Dataset rows for apps and sites
*-*-*

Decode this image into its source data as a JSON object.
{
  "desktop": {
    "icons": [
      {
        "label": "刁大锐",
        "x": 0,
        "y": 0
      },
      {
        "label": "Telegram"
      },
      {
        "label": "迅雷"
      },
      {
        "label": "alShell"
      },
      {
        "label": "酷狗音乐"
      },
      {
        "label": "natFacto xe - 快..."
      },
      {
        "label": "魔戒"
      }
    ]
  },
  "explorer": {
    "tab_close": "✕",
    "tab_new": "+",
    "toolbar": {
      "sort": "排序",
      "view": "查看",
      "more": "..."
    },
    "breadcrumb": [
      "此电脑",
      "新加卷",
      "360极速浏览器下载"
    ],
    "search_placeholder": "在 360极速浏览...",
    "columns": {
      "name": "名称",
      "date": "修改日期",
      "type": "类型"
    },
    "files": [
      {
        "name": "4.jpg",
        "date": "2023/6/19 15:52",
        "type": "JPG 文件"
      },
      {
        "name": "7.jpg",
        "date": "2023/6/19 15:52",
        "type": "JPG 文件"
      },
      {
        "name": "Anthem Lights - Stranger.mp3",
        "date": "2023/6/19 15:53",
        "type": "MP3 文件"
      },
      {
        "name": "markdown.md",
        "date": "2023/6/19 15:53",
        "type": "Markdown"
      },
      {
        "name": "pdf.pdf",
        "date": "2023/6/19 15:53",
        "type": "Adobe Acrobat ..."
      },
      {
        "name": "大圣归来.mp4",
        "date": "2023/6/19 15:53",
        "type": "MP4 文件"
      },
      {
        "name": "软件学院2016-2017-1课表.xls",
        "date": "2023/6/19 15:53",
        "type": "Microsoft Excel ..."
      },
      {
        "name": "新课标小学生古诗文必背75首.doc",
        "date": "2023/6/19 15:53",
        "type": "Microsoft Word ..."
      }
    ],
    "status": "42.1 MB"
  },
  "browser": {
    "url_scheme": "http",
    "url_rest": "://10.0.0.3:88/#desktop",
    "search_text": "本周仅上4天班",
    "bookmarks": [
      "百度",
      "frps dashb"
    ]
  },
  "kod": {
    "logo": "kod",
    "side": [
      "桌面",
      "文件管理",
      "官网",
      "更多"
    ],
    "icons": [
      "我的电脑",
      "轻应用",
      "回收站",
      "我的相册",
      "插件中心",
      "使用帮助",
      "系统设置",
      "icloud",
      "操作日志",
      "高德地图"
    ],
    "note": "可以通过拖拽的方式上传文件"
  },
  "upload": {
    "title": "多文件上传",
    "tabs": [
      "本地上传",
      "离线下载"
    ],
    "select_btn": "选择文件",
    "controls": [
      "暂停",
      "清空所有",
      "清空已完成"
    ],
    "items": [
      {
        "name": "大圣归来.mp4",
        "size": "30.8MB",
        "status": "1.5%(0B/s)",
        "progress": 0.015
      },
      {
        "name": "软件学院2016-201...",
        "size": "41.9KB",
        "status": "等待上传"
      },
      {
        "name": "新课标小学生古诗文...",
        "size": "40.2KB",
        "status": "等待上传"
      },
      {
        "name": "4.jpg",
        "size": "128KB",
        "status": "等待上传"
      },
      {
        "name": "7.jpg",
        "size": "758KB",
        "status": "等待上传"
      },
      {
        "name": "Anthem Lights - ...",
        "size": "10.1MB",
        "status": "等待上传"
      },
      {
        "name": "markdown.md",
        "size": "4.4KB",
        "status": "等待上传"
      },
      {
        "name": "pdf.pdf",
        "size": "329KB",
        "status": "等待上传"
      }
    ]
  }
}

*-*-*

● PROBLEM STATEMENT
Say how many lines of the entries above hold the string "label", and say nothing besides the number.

● SOLUTION FOR THIS PROBLEM
7